In each of our cells including our neurons, there is an area known as the mitochondria. This is the energy-producing center of the cell. For brain longevity, the neurons must maintain a constant supply of energy to protect against cell loss.

The mitochondria are especially vulnerable to free radical damage because of their heavy oxygen utilization. In a healthy mitochondria neighborhood there are plenty of free radical scavengers, anti-oxidants maintaining damage control. A few of the more important ones are vitamins C and E, beta carotene, super oxide dismutase, glutathione, Co-Q 10, selenium, zinc, lipoic acid, melatonin, and acetyl –L- carnitine. However, if the anti-oxidant pool is in poor supply – the mitochondria have no defense. Once enough oxidative damage is done to the mitochondria by free radicals, the cell dies. Free radicals directly kill brain cells. Patients with Parkinson’s disease have been shown to have severely impaired anti-oxidant activity in the substantia nigra area of the brain allowing for unchecked free radical destruction those brain cells.

Anti-oxidant levels in the brain tend to decrease with age. Testing for free radicals, assessing and enriching your anti-oxidant status is an important component of your personal anti-aging program.

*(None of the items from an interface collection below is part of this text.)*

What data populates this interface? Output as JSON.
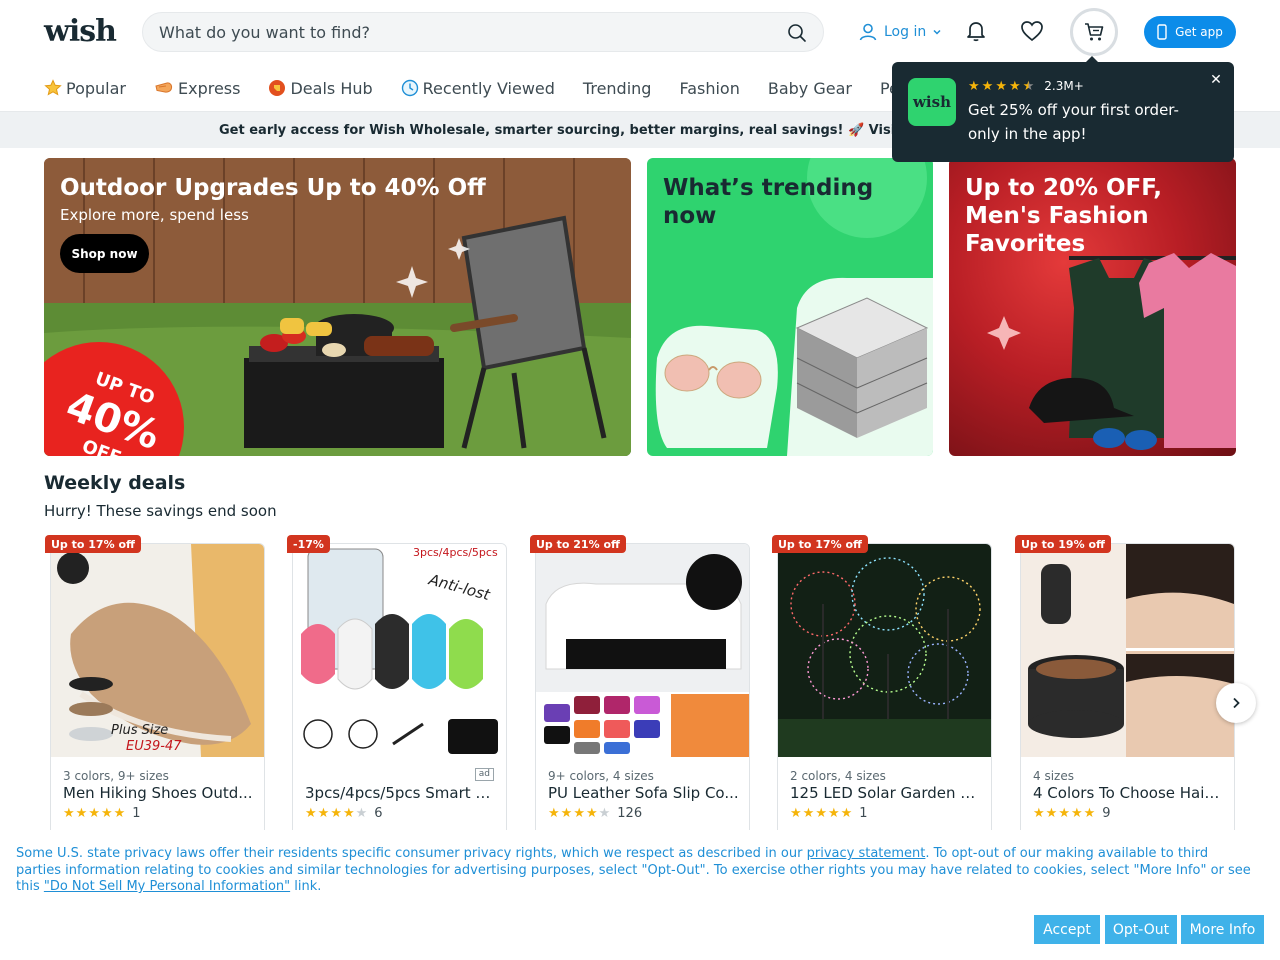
{
  "header": {
    "logo": "wish",
    "search_placeholder": "What do you want to find?",
    "login_label": "Log in",
    "get_app_label": "Get app"
  },
  "nav": {
    "items": [
      {
        "label": "Popular",
        "icon": "star-icon"
      },
      {
        "label": "Express",
        "icon": "express-icon"
      },
      {
        "label": "Deals Hub",
        "icon": "deals-icon"
      },
      {
        "label": "Recently Viewed",
        "icon": "clock-icon"
      },
      {
        "label": "Trending"
      },
      {
        "label": "Fashion"
      },
      {
        "label": "Baby Gear"
      },
      {
        "label": "Pet Ac"
      }
    ]
  },
  "banner": {
    "text": "Get early access for Wish Wholesale, smarter sourcing, better margins, real savings! 🚀 Visit ht"
  },
  "popup": {
    "logo": "wish",
    "rating": 4.5,
    "count": "2.3M+",
    "text": "Get 25% off your first order- only in the app!"
  },
  "heroes": [
    {
      "title": "Outdoor Upgrades Up to 40% Off",
      "subtitle": "Explore more, spend less",
      "button": "Shop now",
      "badge_up": "UP TO",
      "badge_num": "40%",
      "badge_off": "OFF"
    },
    {
      "title": "What’s trending now"
    },
    {
      "title": "Up to 20% OFF, Men's Fashion Favorites"
    }
  ],
  "weekly_deals": {
    "title": "Weekly deals",
    "subtitle": "Hurry! These savings end soon",
    "cards": [
      {
        "badge": "Up to 17% off",
        "variants": "3 colors, 9+ sizes",
        "title": "Men Hiking Shoes Outd...",
        "stars": 5,
        "count": "1"
      },
      {
        "badge": "-17%",
        "variants": "",
        "title": "3pcs/4pcs/5pcs Smart T...",
        "stars": 4,
        "count": "6",
        "ad": "ad"
      },
      {
        "badge": "Up to 21% off",
        "variants": "9+ colors, 4 sizes",
        "title": "PU Leather Sofa Slip Co...",
        "stars": 4,
        "count": "126"
      },
      {
        "badge": "Up to 17% off",
        "variants": "2 colors, 4 sizes",
        "title": "125 LED Solar Garden Li...",
        "stars": 5,
        "count": "1"
      },
      {
        "badge": "Up to 19% off",
        "variants": "4 sizes",
        "title": "4 Colors To Choose Hair ...",
        "stars": 5,
        "count": "9"
      }
    ]
  },
  "privacy": {
    "text_1": "Some U.S. state privacy laws offer their residents specific consumer privacy rights, which we respect as described in our ",
    "link_1": "privacy statement",
    "text_2": ". To opt-out of our making available to third parties information relating to cookies and similar technologies for advertising purposes, select \"Opt-Out\". To exercise other rights you may have related to cookies, select \"More Info\" or see this ",
    "link_2": "\"Do Not Sell My Personal Information\"",
    "text_3": " link.",
    "accept": "Accept",
    "opt_out": "Opt-Out",
    "more_info": "More Info"
  },
  "colors": {
    "brand_blue": "#0c8ce9",
    "green": "#2fd36f",
    "badge_red": "#d2351f",
    "dark": "#192a32"
  }
}
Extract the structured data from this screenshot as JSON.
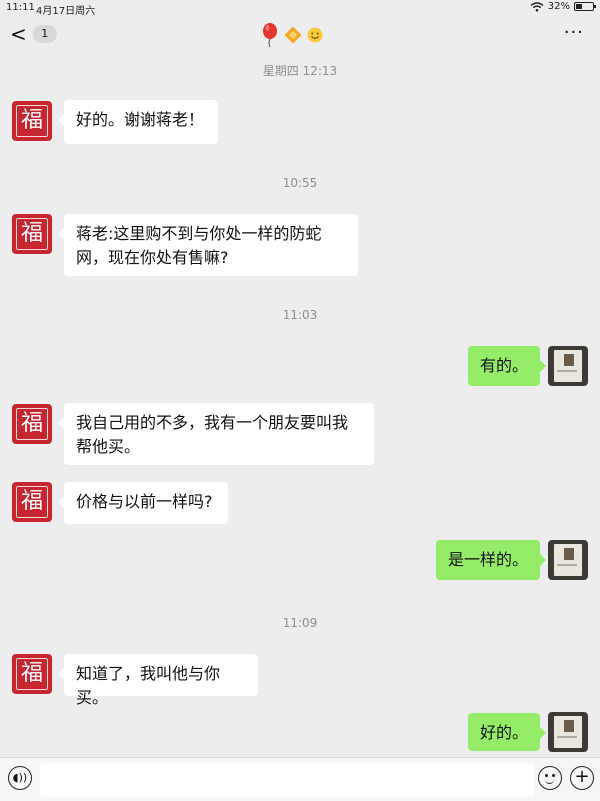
{
  "status_bar": {
    "time": "11:11",
    "date": "4月17日周六",
    "battery": "32%",
    "battery_level": 0.32
  },
  "header": {
    "back_label": "<",
    "unread_count": "1",
    "title_icons": [
      "balloon-icon",
      "diamond-icon",
      "smiley-icon"
    ],
    "more_label": "···"
  },
  "avatars": {
    "contact_glyph": "福"
  },
  "timestamps": [
    "星期四 12:13",
    "10:55",
    "11:03",
    "11:09"
  ],
  "messages": [
    {
      "side": "left",
      "text": "好的。谢谢蒋老！"
    },
    {
      "side": "left",
      "text": "蒋老:这里购不到与你处一样的防蛇网，现在你处有售嘛?"
    },
    {
      "side": "right",
      "text": "有的。"
    },
    {
      "side": "left",
      "text": "我自己用的不多，我有一个朋友要叫我帮他买。"
    },
    {
      "side": "left",
      "text": "价格与以前一样吗?"
    },
    {
      "side": "right",
      "text": "是一样的。"
    },
    {
      "side": "left",
      "text": "知道了，我叫他与你买。"
    },
    {
      "side": "right",
      "text": "好的。"
    }
  ],
  "colors": {
    "background": "#ededed",
    "bubble_sent": "#95ec69",
    "bubble_received": "#ffffff",
    "contact_avatar": "#c5262f"
  }
}
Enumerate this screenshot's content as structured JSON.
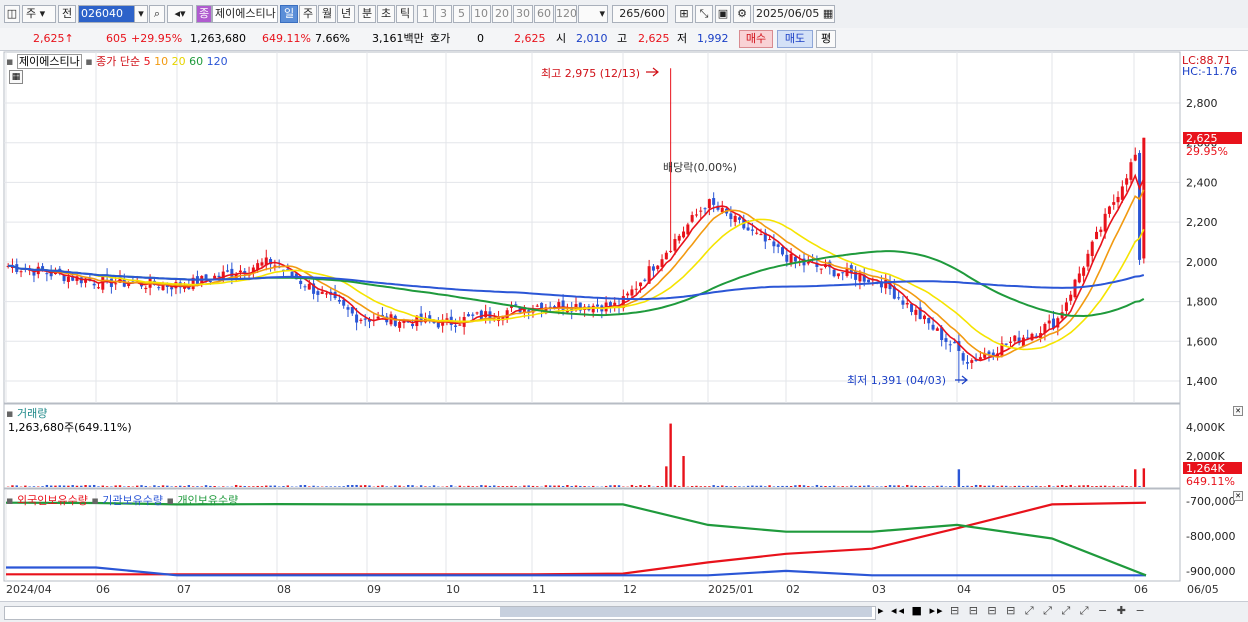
{
  "toolbar": {
    "period_main": "주",
    "exchange": "전",
    "code": "026040",
    "badge": "종",
    "name": "제이에스티나",
    "periods": [
      "일",
      "주",
      "월",
      "년",
      "분",
      "초",
      "틱"
    ],
    "active_period": "일",
    "intervals": [
      "1",
      "3",
      "5",
      "10",
      "20",
      "30",
      "60",
      "120"
    ],
    "count": "265",
    "count_max": "/600",
    "date": "2025/06/05"
  },
  "quote": {
    "price": "2,625",
    "arrow": "↑",
    "change": "605",
    "change_pct": "+29.95%",
    "volume": "1,263,680",
    "volume_ratio": "649.11%",
    "turnover": "7.66%",
    "amount": "3,161백만",
    "hoga_label": "호가",
    "hoga_value": "0",
    "hoga_price": "2,625",
    "open_label": "시",
    "open": "2,010",
    "high_label": "고",
    "high": "2,625",
    "low_label": "저",
    "low": "1,992",
    "buy_label": "매수",
    "sell_label": "매도",
    "eval_label": "평"
  },
  "price_panel": {
    "stock_label": "제이에스티나",
    "ma_label": "종가 단순",
    "ma_periods": [
      "5",
      "10",
      "20",
      "60",
      "120"
    ],
    "ma_colors": [
      "#e8121b",
      "#f29a10",
      "#f5e400",
      "#1f9a3c",
      "#2b56d6"
    ],
    "lc": "LC:88.71",
    "hc": "HC:-11.76",
    "y_ticks": [
      "2,800",
      "2,600",
      "2,400",
      "2,200",
      "2,000",
      "1,800",
      "1,600",
      "1,400"
    ],
    "current_price_tag": "2,625",
    "current_change_tag": "29.95%",
    "high_marker": "최고 2,975 (12/13)",
    "low_marker": "최저 1,391 (04/03)",
    "dividend_label": "배당락(0.00%)"
  },
  "volume_panel": {
    "title": "거래량",
    "value": "1,263,680주(649.11%)",
    "y_ticks": [
      "4,000K",
      "2,000K"
    ],
    "current_tag": "1,264K",
    "current_pct": "649.11%"
  },
  "holding_panel": {
    "series": [
      {
        "name": "외국인보유수량",
        "color": "#e8121b"
      },
      {
        "name": "기관보유수량",
        "color": "#2b56d6"
      },
      {
        "name": "개인보유수량",
        "color": "#1f9a3c"
      }
    ],
    "y_ticks": [
      "-700,000",
      "-800,000",
      "-900,000"
    ]
  },
  "x_axis": [
    "2024/04",
    "06",
    "07",
    "08",
    "09",
    "10",
    "11",
    "12",
    "2025/01",
    "02",
    "03",
    "04",
    "05",
    "06",
    "06/05"
  ],
  "chart_data": [
    {
      "type": "candlestick",
      "title": "제이에스티나",
      "ylim": [
        1300,
        3000
      ],
      "x": [
        "2024/04",
        "06",
        "07",
        "08",
        "09",
        "10",
        "11",
        "12",
        "2025/01",
        "02",
        "03",
        "04",
        "05",
        "06"
      ],
      "close_approx": [
        1980,
        1900,
        1880,
        2000,
        1720,
        1690,
        1780,
        1780,
        2300,
        2000,
        1900,
        1500,
        1700,
        2625
      ],
      "high": 2975,
      "high_date": "12/13",
      "low": 1391,
      "low_date": "04/03"
    },
    {
      "type": "bar",
      "title": "거래량",
      "ylim": [
        0,
        5000
      ],
      "unit": "K",
      "last_value": 1264
    },
    {
      "type": "line",
      "ylim": [
        -920000,
        -690000
      ],
      "series": [
        {
          "name": "외국인보유수량",
          "values": [
            -915000,
            -915000,
            -915000,
            -915000,
            -915000,
            -915000,
            -915000,
            -913000,
            -880000,
            -855000,
            -840000,
            -780000,
            -710000,
            -705000
          ]
        },
        {
          "name": "기관보유수량",
          "values": [
            -895000,
            -895000,
            -918000,
            -918000,
            -918000,
            -918000,
            -918000,
            -918000,
            -918000,
            -905000,
            -918000,
            -918000,
            -918000,
            -918000
          ]
        },
        {
          "name": "개인보유수량",
          "values": [
            -705000,
            -706000,
            -710000,
            -709000,
            -710000,
            -710000,
            -710000,
            -710000,
            -770000,
            -790000,
            -790000,
            -770000,
            -810000,
            -918000
          ]
        }
      ]
    }
  ]
}
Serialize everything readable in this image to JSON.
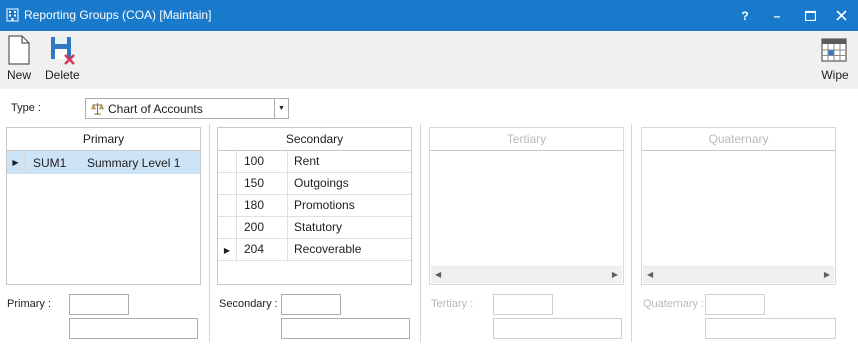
{
  "window": {
    "title": "Reporting Groups (COA) [Maintain]",
    "help": "?",
    "minimize": "–",
    "maximize": "▢",
    "close": "✕"
  },
  "toolbar": {
    "new_label": "New",
    "delete_label": "Delete",
    "wipe_label": "Wipe"
  },
  "type": {
    "label": "Type :",
    "value": "Chart of Accounts"
  },
  "grids": {
    "primary": {
      "header": "Primary",
      "rows": [
        {
          "code": "SUM1",
          "name": "Summary Level 1"
        }
      ]
    },
    "secondary": {
      "header": "Secondary",
      "rows": [
        {
          "code": "100",
          "name": "Rent"
        },
        {
          "code": "150",
          "name": "Outgoings"
        },
        {
          "code": "180",
          "name": "Promotions"
        },
        {
          "code": "200",
          "name": "Statutory"
        },
        {
          "code": "204",
          "name": "Recoverable"
        }
      ]
    },
    "tertiary": {
      "header": "Tertiary"
    },
    "quaternary": {
      "header": "Quaternary"
    }
  },
  "fields": {
    "primary_label": "Primary :",
    "secondary_label": "Secondary :",
    "tertiary_label": "Tertiary :",
    "quaternary_label": "Quaternary :"
  },
  "colors": {
    "titlebar": "#1979ca",
    "selected_row": "#cde4f7",
    "delete_x": "#d9345a"
  }
}
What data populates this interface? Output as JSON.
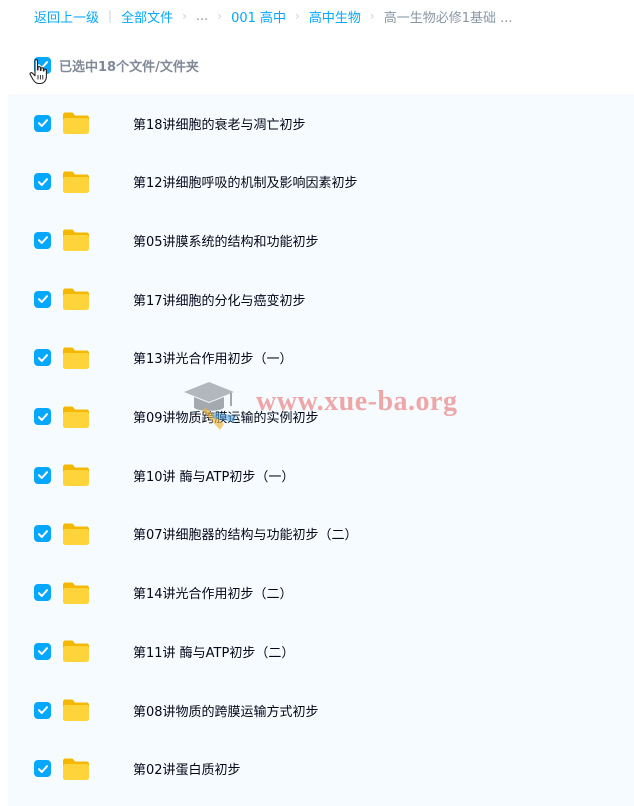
{
  "breadcrumb": {
    "back": "返回上一级",
    "all_files": "全部文件",
    "ellipsis": "...",
    "level1": "001 高中",
    "level2": "高中生物",
    "current": "高一生物必修1基础 ..."
  },
  "selection": {
    "text": "已选中18个文件/文件夹"
  },
  "files": [
    {
      "name": "第18讲细胞的衰老与凋亡初步",
      "checked": true
    },
    {
      "name": "第12讲细胞呼吸的机制及影响因素初步",
      "checked": true
    },
    {
      "name": "第05讲膜系统的结构和功能初步",
      "checked": true
    },
    {
      "name": "第17讲细胞的分化与癌变初步",
      "checked": true
    },
    {
      "name": "第13讲光合作用初步（一）",
      "checked": true
    },
    {
      "name": "第09讲物质跨膜运输的实例初步",
      "checked": true
    },
    {
      "name": "第10讲 酶与ATP初步（一）",
      "checked": true
    },
    {
      "name": "第07讲细胞器的结构与功能初步（二）",
      "checked": true
    },
    {
      "name": "第14讲光合作用初步（二）",
      "checked": true
    },
    {
      "name": "第11讲 酶与ATP初步（二）",
      "checked": true
    },
    {
      "name": "第08讲物质的跨膜运输方式初步",
      "checked": true
    },
    {
      "name": "第02讲蛋白质初步",
      "checked": true
    }
  ],
  "watermark": {
    "text": "www.xue-ba.org"
  },
  "colors": {
    "accent": "#06a7ff",
    "list_background": "#f5fbff",
    "folder": "#ffd43b"
  }
}
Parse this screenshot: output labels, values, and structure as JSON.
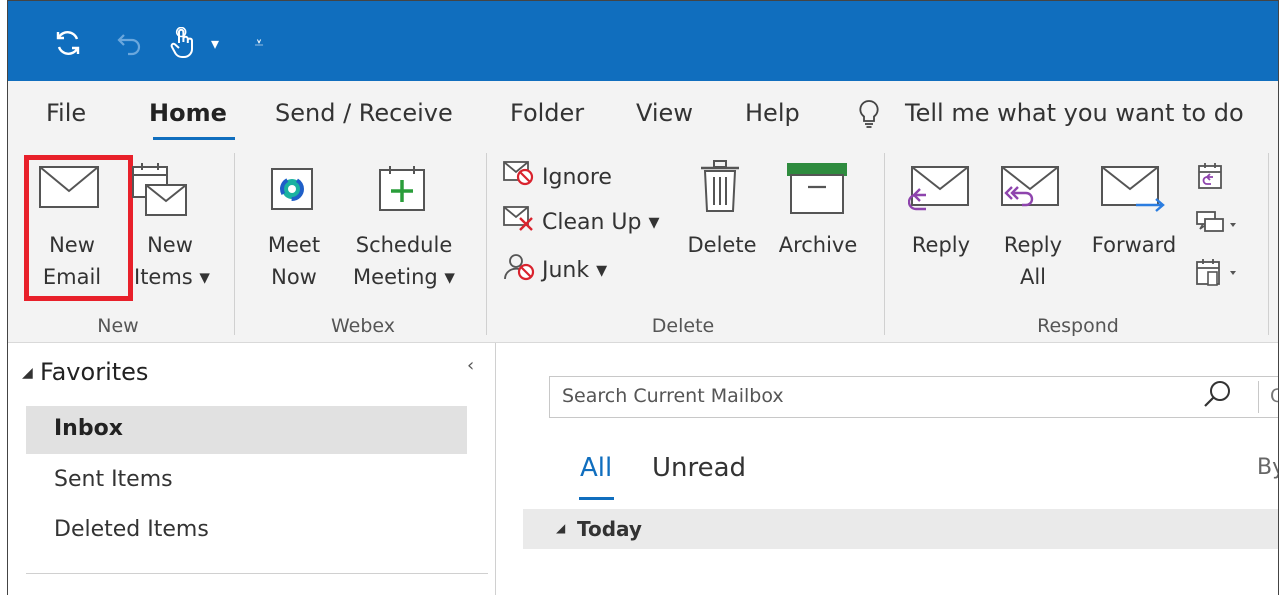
{
  "quick_access": {
    "sync_icon": "sync-icon",
    "undo_icon": "undo-icon",
    "touch_icon": "touch-mode-icon",
    "dropdown_glyph": "▾",
    "customize_glyph": "⩡"
  },
  "menu": {
    "tabs": [
      "File",
      "Home",
      "Send / Receive",
      "Folder",
      "View",
      "Help"
    ],
    "active": "Home",
    "tell_me": "Tell me what you want to do"
  },
  "ribbon": {
    "new_group": {
      "label": "New",
      "new_email_line1": "New",
      "new_email_line2": "Email",
      "new_items_line1": "New",
      "new_items_line2": "Items ▾"
    },
    "webex_group": {
      "label": "Webex",
      "meet_line1": "Meet",
      "meet_line2": "Now",
      "schedule_line1": "Schedule",
      "schedule_line2": "Meeting ▾"
    },
    "delete_group": {
      "label": "Delete",
      "ignore": "Ignore",
      "clean_up": "Clean Up ▾",
      "junk": "Junk ▾",
      "delete": "Delete",
      "archive": "Archive"
    },
    "respond_group": {
      "label": "Respond",
      "reply": "Reply",
      "reply_all_line1": "Reply",
      "reply_all_line2": "All",
      "forward": "Forward"
    }
  },
  "folders": {
    "favorites_label": "Favorites",
    "items": [
      "Inbox",
      "Sent Items",
      "Deleted Items"
    ],
    "selected": "Inbox"
  },
  "mail_list": {
    "search_placeholder": "Search Current Mailbox",
    "search_trunc": "C",
    "filters": [
      "All",
      "Unread"
    ],
    "active_filter": "All",
    "sort_trunc": "By",
    "group_header": "Today"
  },
  "colors": {
    "title_blue": "#106ebe",
    "highlight_red": "#e8202a",
    "ribbon_bg": "#f3f3f3"
  }
}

Hormone imbalances that may begin as soon as the mid-thirties also have a detrimental effect on brain function. Dehydroepiandrosterone (DHEA) is a neuro-steroid produced by our adrenal glands. Brain tissue contains five to six times more DHEA than any other tissue in the body. (People with Alzheimer’s have almost half the amount of DHEA than their age-matched peers). DHEA stimulates the production of key brain cell messengers and the formation of branches that connect cells. DHEA is necessary to balance the potentially destructive forces of stress hormones, especially cortisol. As we age, rising levels of cortisol and declining levels of DHEA set the stage for memory decline and cognitive impairment.

Additionally, inadequate levels of estrogen, testosterone, progesterone, thyroid, growth hormone, and pregnenolone have all been implicated in cognitive decline, loss of libido, mood disorders, impaired memory and communication problems.

Any comprehensive brain longevity plan includes assessing and restoring healthy hormone levels. At our clinic, we stress periodic evaluation and counsel on the use of natural intervention when appropriate.